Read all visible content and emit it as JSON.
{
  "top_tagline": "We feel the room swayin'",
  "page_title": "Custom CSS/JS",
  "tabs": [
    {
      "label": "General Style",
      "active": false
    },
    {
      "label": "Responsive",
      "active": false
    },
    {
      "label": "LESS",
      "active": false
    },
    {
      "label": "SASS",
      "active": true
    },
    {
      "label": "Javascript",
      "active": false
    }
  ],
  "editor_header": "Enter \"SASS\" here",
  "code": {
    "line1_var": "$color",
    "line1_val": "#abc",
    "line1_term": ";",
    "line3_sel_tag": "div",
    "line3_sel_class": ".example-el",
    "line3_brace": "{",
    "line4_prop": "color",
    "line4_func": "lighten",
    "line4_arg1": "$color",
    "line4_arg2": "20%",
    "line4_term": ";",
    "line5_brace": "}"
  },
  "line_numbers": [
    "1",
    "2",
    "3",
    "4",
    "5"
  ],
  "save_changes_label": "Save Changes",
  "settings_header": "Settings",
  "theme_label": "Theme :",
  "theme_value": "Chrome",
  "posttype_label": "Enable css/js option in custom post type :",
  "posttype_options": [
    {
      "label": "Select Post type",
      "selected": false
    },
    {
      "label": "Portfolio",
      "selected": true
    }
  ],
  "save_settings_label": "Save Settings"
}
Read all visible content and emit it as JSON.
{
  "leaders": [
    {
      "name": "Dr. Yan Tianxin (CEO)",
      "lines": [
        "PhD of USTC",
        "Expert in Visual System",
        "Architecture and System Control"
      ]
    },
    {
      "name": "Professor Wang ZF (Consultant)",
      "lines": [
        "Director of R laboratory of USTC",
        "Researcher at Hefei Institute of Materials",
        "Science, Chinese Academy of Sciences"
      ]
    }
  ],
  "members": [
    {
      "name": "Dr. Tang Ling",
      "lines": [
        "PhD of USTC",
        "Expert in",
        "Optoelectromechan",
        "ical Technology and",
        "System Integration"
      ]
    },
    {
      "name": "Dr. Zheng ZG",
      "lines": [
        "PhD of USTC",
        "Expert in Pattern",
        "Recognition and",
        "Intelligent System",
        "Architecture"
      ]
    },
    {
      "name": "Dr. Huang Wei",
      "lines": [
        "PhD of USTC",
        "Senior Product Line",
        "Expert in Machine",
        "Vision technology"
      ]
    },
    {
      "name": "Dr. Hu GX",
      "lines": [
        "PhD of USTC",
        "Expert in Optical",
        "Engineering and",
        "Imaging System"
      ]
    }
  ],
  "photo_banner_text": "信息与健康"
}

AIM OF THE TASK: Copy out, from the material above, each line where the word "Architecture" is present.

EXERCISE RESULT:
        "Architecture and System Control"
        "Architecture"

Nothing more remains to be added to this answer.